TASK INSTRUCTIONS »
Would you retype the listing word for word, skipping its pictures?

===== INPUT RECORDS =====

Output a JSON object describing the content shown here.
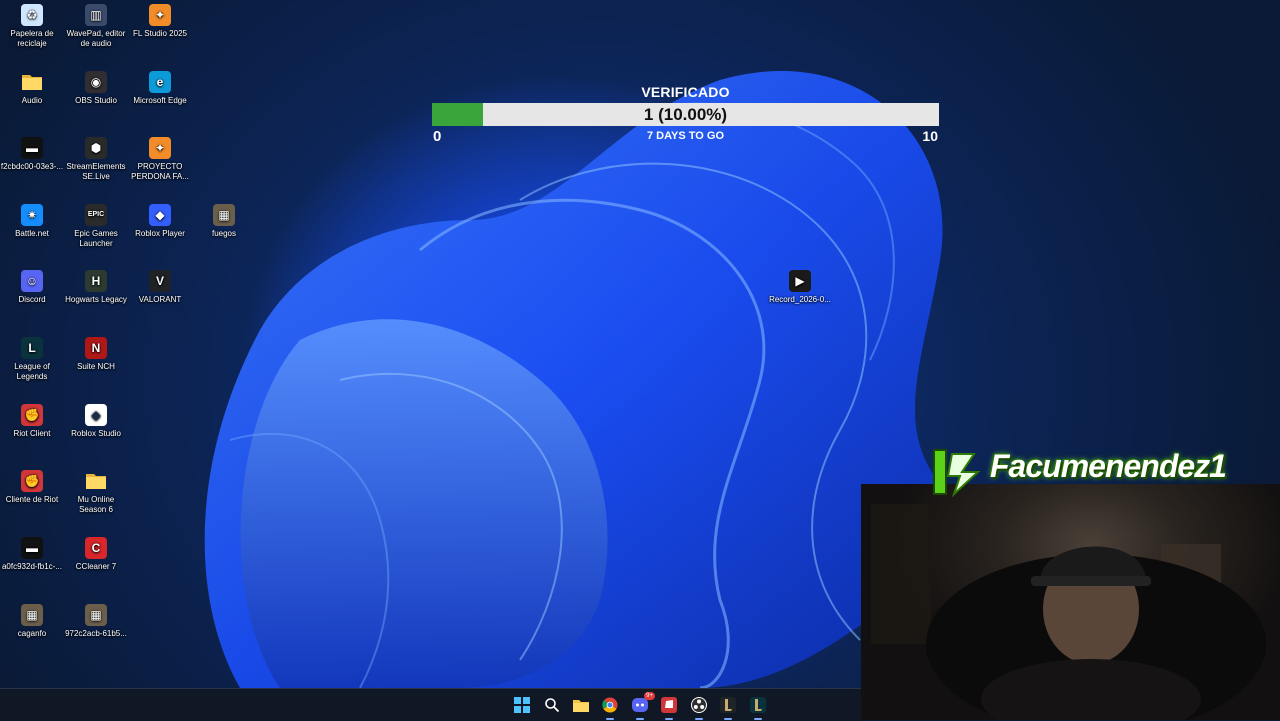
{
  "desktop_icons": [
    {
      "label": "Papelera de reciclaje",
      "icon": "recycle-bin-icon"
    },
    {
      "label": "WavePad, editor de audio",
      "icon": "wavepad-icon"
    },
    {
      "label": "FL Studio 2025",
      "icon": "fl-studio-icon"
    },
    {
      "label": "Audio",
      "icon": "folder-icon"
    },
    {
      "label": "OBS Studio",
      "icon": "obs-icon"
    },
    {
      "label": "Microsoft Edge",
      "icon": "edge-icon"
    },
    {
      "label": "f2cbdc00-03e3-...",
      "icon": "file-icon"
    },
    {
      "label": "StreamElements SE.Live",
      "icon": "streamelements-icon"
    },
    {
      "label": "PROYECTO PERDONA FA...",
      "icon": "fl-project-icon"
    },
    {
      "label": "Battle.net",
      "icon": "battlenet-icon"
    },
    {
      "label": "Epic Games Launcher",
      "icon": "epic-games-icon"
    },
    {
      "label": "Roblox Player",
      "icon": "roblox-icon"
    },
    {
      "label": "fuegos",
      "icon": "image-file-icon"
    },
    {
      "label": "Discord",
      "icon": "discord-icon"
    },
    {
      "label": "Hogwarts Legacy",
      "icon": "hogwarts-icon"
    },
    {
      "label": "VALORANT",
      "icon": "valorant-icon"
    },
    {
      "label": "League of Legends",
      "icon": "league-icon"
    },
    {
      "label": "Suite NCH",
      "icon": "nch-icon"
    },
    {
      "label": "Riot Client",
      "icon": "riot-icon"
    },
    {
      "label": "Roblox Studio",
      "icon": "roblox-studio-icon"
    },
    {
      "label": "Cliente de Riot",
      "icon": "riot-icon"
    },
    {
      "label": "Mu Online Season 6",
      "icon": "folder-icon"
    },
    {
      "label": "a0fc932d-fb1c-...",
      "icon": "file-icon"
    },
    {
      "label": "CCleaner 7",
      "icon": "ccleaner-icon"
    },
    {
      "label": "caganfo",
      "icon": "image-file-icon"
    },
    {
      "label": "972c2acb-61b5...",
      "icon": "image-file-icon"
    },
    {
      "label": "Record_2026-0...",
      "icon": "video-file-icon"
    }
  ],
  "goal": {
    "title": "VERIFICADO",
    "value": "1 (10.00%)",
    "progress": 0.1,
    "min": "0",
    "max": "10",
    "days": "7 DAYS TO GO"
  },
  "overlay": {
    "streamer_name": "Facumenendez1"
  },
  "taskbar": {
    "icons": [
      "windows-start-icon",
      "search-icon",
      "file-explorer-icon",
      "chrome-icon",
      "discord-icon",
      "riot-icon",
      "obs-icon",
      "league-icon",
      "league-icon"
    ],
    "discord_badge": "9+"
  },
  "colors": {
    "progress_fill": "#3aa53a",
    "progress_track": "#e6e6e6",
    "accent_green": "#5bd11a"
  }
}
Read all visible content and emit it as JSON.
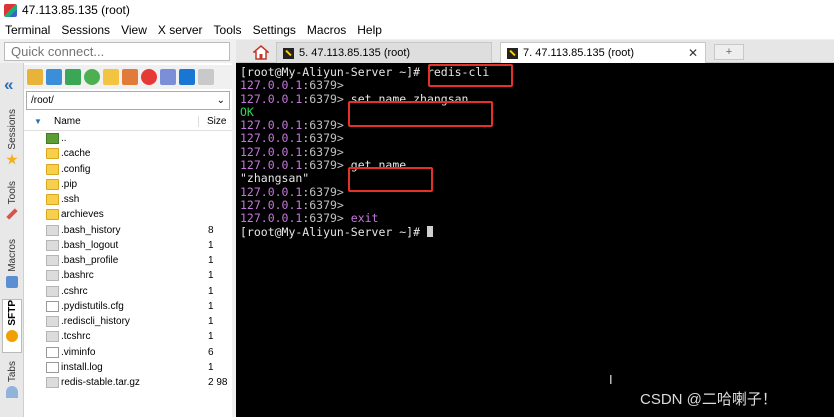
{
  "window": {
    "title": "47.113.85.135 (root)"
  },
  "menu": [
    "Terminal",
    "Sessions",
    "View",
    "X server",
    "Tools",
    "Settings",
    "Macros",
    "Help"
  ],
  "quick_connect": {
    "placeholder": "Quick connect..."
  },
  "tabs": [
    {
      "label": "5. 47.113.85.135 (root)",
      "active": false
    },
    {
      "label": "7. 47.113.85.135 (root)",
      "active": true
    }
  ],
  "tab_close_glyph": "✕",
  "add_tab_glyph": "+",
  "side_tabs": [
    "Sessions",
    "Tools",
    "Macros",
    "SFTP",
    "Tabs"
  ],
  "sftp": {
    "path": "/root/",
    "columns": {
      "name": "Name",
      "size": "Size"
    },
    "files": [
      {
        "name": "..",
        "size": "",
        "type": "up"
      },
      {
        "name": ".cache",
        "size": "",
        "type": "folder"
      },
      {
        "name": ".config",
        "size": "",
        "type": "folder"
      },
      {
        "name": ".pip",
        "size": "",
        "type": "folder"
      },
      {
        "name": ".ssh",
        "size": "",
        "type": "folder"
      },
      {
        "name": "archieves",
        "size": "",
        "type": "folder"
      },
      {
        "name": ".bash_history",
        "size": "8",
        "type": "file"
      },
      {
        "name": ".bash_logout",
        "size": "1",
        "type": "file"
      },
      {
        "name": ".bash_profile",
        "size": "1",
        "type": "file"
      },
      {
        "name": ".bashrc",
        "size": "1",
        "type": "file"
      },
      {
        "name": ".cshrc",
        "size": "1",
        "type": "file"
      },
      {
        "name": ".pydistutils.cfg",
        "size": "1",
        "type": "plain"
      },
      {
        "name": ".rediscli_history",
        "size": "1",
        "type": "file"
      },
      {
        "name": ".tcshrc",
        "size": "1",
        "type": "file"
      },
      {
        "name": ".viminfo",
        "size": "6",
        "type": "plain"
      },
      {
        "name": "install.log",
        "size": "1",
        "type": "plain"
      },
      {
        "name": "redis-stable.tar.gz",
        "size": "2 98",
        "type": "file"
      }
    ]
  },
  "terminal": {
    "lines": [
      [
        {
          "t": "[root@My-Aliyun-Server ~]# ",
          "c": "white"
        },
        {
          "t": "redis-cli",
          "c": "white"
        }
      ],
      [
        {
          "t": "127.0.0.1",
          "c": "purple"
        },
        {
          "t": ":6379>",
          "c": "gray"
        }
      ],
      [
        {
          "t": "127.0.0.1",
          "c": "purple"
        },
        {
          "t": ":6379> ",
          "c": "gray"
        },
        {
          "t": "set name zhangsan",
          "c": "white"
        }
      ],
      [
        {
          "t": "OK",
          "c": "green"
        }
      ],
      [
        {
          "t": "127.0.0.1",
          "c": "purple"
        },
        {
          "t": ":6379>",
          "c": "gray"
        }
      ],
      [
        {
          "t": "127.0.0.1",
          "c": "purple"
        },
        {
          "t": ":6379>",
          "c": "gray"
        }
      ],
      [
        {
          "t": "127.0.0.1",
          "c": "purple"
        },
        {
          "t": ":6379>",
          "c": "gray"
        }
      ],
      [
        {
          "t": "127.0.0.1",
          "c": "purple"
        },
        {
          "t": ":6379> ",
          "c": "gray"
        },
        {
          "t": "get name",
          "c": "white"
        }
      ],
      [
        {
          "t": "\"zhangsan\"",
          "c": "white"
        }
      ],
      [
        {
          "t": "127.0.0.1",
          "c": "purple"
        },
        {
          "t": ":6379>",
          "c": "gray"
        }
      ],
      [
        {
          "t": "127.0.0.1",
          "c": "purple"
        },
        {
          "t": ":6379>",
          "c": "gray"
        }
      ],
      [
        {
          "t": "127.0.0.1",
          "c": "purple"
        },
        {
          "t": ":6379> ",
          "c": "gray"
        },
        {
          "t": "exit",
          "c": "purple"
        }
      ],
      [
        {
          "t": "[root@My-Aliyun-Server ~]# ",
          "c": "white"
        },
        {
          "t": "",
          "c": "cursor"
        }
      ]
    ],
    "highlight_color": "#e8302a"
  },
  "watermark": "CSDN @二哈喇子！",
  "ibeam_glyph": "I"
}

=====

RESPONSE TO THIS EXERCISE »
Output a JSON object describing the content shown here.
{
  "desktop_icons": [
    {
      "label": "Papelera de reciclaje",
      "icon": "recycle-bin-icon"
    },
    {
      "label": "WavePad, editor de audio",
      "icon": "wavepad-icon"
    },
    {
      "label": "FL Studio 2025",
      "icon": "fl-studio-icon"
    },
    {
      "label": "Audio",
      "icon": "folder-icon"
    },
    {
      "label": "OBS Studio",
      "icon": "obs-icon"
    },
    {
      "label": "Microsoft Edge",
      "icon": "edge-icon"
    },
    {
      "label": "f2cbdc00-03e3-...",
      "icon": "file-icon"
    },
    {
      "label": "StreamElements SE.Live",
      "icon": "streamelements-icon"
    },
    {
      "label": "PROYECTO PERDONA FA...",
      "icon": "fl-project-icon"
    },
    {
      "label": "Battle.net",
      "icon": "battlenet-icon"
    },
    {
      "label": "Epic Games Launcher",
      "icon": "epic-games-icon"
    },
    {
      "label": "Roblox Player",
      "icon": "roblox-icon"
    },
    {
      "label": "fuegos",
      "icon": "image-file-icon"
    },
    {
      "label": "Discord",
      "icon": "discord-icon"
    },
    {
      "label": "Hogwarts Legacy",
      "icon": "hogwarts-icon"
    },
    {
      "label": "VALORANT",
      "icon": "valorant-icon"
    },
    {
      "label": "League of Legends",
      "icon": "league-icon"
    },
    {
      "label": "Suite NCH",
      "icon": "nch-icon"
    },
    {
      "label": "Riot Client",
      "icon": "riot-icon"
    },
    {
      "label": "Roblox Studio",
      "icon": "roblox-studio-icon"
    },
    {
      "label": "Cliente de Riot",
      "icon": "riot-icon"
    },
    {
      "label": "Mu Online Season 6",
      "icon": "folder-icon"
    },
    {
      "label": "a0fc932d-fb1c-...",
      "icon": "file-icon"
    },
    {
      "label": "CCleaner 7",
      "icon": "ccleaner-icon"
    },
    {
      "label": "caganfo",
      "icon": "image-file-icon"
    },
    {
      "label": "972c2acb-61b5...",
      "icon": "image-file-icon"
    },
    {
      "label": "Record_2026-0...",
      "icon": "video-file-icon"
    }
  ],
  "goal": {
    "title": "VERIFICADO",
    "value": "1 (10.00%)",
    "progress": 0.1,
    "min": "0",
    "max": "10",
    "days": "7 DAYS TO GO"
  },
  "overlay": {
    "streamer_name": "Facumenendez1"
  },
  "taskbar": {
    "icons": [
      "windows-start-icon",
      "search-icon",
      "file-explorer-icon",
      "chrome-icon",
      "discord-icon",
      "riot-icon",
      "obs-icon",
      "league-icon",
      "league-icon"
    ],
    "discord_badge": "9+"
  },
  "colors": {
    "progress_fill": "#3aa53a",
    "progress_track": "#e6e6e6",
    "accent_green": "#5bd11a"
  }
}
Read all visible content and emit it as JSON.
{
  "window": {
    "title": "47.113.85.135 (root)"
  },
  "menu": [
    "Terminal",
    "Sessions",
    "View",
    "X server",
    "Tools",
    "Settings",
    "Macros",
    "Help"
  ],
  "quick_connect": {
    "placeholder": "Quick connect..."
  },
  "tabs": [
    {
      "label": "5. 47.113.85.135 (root)",
      "active": false
    },
    {
      "label": "7. 47.113.85.135 (root)",
      "active": true
    }
  ],
  "tab_close_glyph": "✕",
  "add_tab_glyph": "+",
  "side_tabs": [
    "Sessions",
    "Tools",
    "Macros",
    "SFTP",
    "Tabs"
  ],
  "sftp": {
    "path": "/root/",
    "columns": {
      "name": "Name",
      "size": "Size"
    },
    "files": [
      {
        "name": "..",
        "size": "",
        "type": "up"
      },
      {
        "name": ".cache",
        "size": "",
        "type": "folder"
      },
      {
        "name": ".config",
        "size": "",
        "type": "folder"
      },
      {
        "name": ".pip",
        "size": "",
        "type": "folder"
      },
      {
        "name": ".ssh",
        "size": "",
        "type": "folder"
      },
      {
        "name": "archieves",
        "size": "",
        "type": "folder"
      },
      {
        "name": ".bash_history",
        "size": "8",
        "type": "file"
      },
      {
        "name": ".bash_logout",
        "size": "1",
        "type": "file"
      },
      {
        "name": ".bash_profile",
        "size": "1",
        "type": "file"
      },
      {
        "name": ".bashrc",
        "size": "1",
        "type": "file"
      },
      {
        "name": ".cshrc",
        "size": "1",
        "type": "file"
      },
      {
        "name": ".pydistutils.cfg",
        "size": "1",
        "type": "plain"
      },
      {
        "name": ".rediscli_history",
        "size": "1",
        "type": "file"
      },
      {
        "name": ".tcshrc",
        "size": "1",
        "type": "file"
      },
      {
        "name": ".viminfo",
        "size": "6",
        "type": "plain"
      },
      {
        "name": "install.log",
        "size": "1",
        "type": "plain"
      },
      {
        "name": "redis-stable.tar.gz",
        "size": "2 98",
        "type": "file"
      }
    ]
  },
  "terminal": {
    "lines": [
      [
        {
          "t": "[root@My-Aliyun-Server ~]# ",
          "c": "white"
        },
        {
          "t": "redis-cli",
          "c": "white"
        }
      ],
      [
        {
          "t": "127.0.0.1",
          "c": "purple"
        },
        {
          "t": ":6379>",
          "c": "gray"
        }
      ],
      [
        {
          "t": "127.0.0.1",
          "c": "purple"
        },
        {
          "t": ":6379> ",
          "c": "gray"
        },
        {
          "t": "set name zhangsan",
          "c": "white"
        }
      ],
      [
        {
          "t": "OK",
          "c": "green"
        }
      ],
      [
        {
          "t": "127.0.0.1",
          "c": "purple"
        },
        {
          "t": ":6379>",
          "c": "gray"
        }
      ],
      [
        {
          "t": "127.0.0.1",
          "c": "purple"
        },
        {
          "t": ":6379>",
          "c": "gray"
        }
      ],
      [
        {
          "t": "127.0.0.1",
          "c": "purple"
        },
        {
          "t": ":6379>",
          "c": "gray"
        }
      ],
      [
        {
          "t": "127.0.0.1",
          "c": "purple"
        },
        {
          "t": ":6379> ",
          "c": "gray"
        },
        {
          "t": "get name",
          "c": "white"
        }
      ],
      [
        {
          "t": "\"zhangsan\"",
          "c": "white"
        }
      ],
      [
        {
          "t": "127.0.0.1",
          "c": "purple"
        },
        {
          "t": ":6379>",
          "c": "gray"
        }
      ],
      [
        {
          "t": "127.0.0.1",
          "c": "purple"
        },
        {
          "t": ":6379>",
          "c": "gray"
        }
      ],
      [
        {
          "t": "127.0.0.1",
          "c": "purple"
        },
        {
          "t": ":6379> ",
          "c": "gray"
        },
        {
          "t": "exit",
          "c": "purple"
        }
      ],
      [
        {
          "t": "[root@My-Aliyun-Server ~]# ",
          "c": "white"
        },
        {
          "t": "",
          "c": "cursor"
        }
      ]
    ],
    "highlight_color": "#e8302a"
  },
  "watermark": "CSDN @二哈喇子！",
  "ibeam_glyph": "I"
}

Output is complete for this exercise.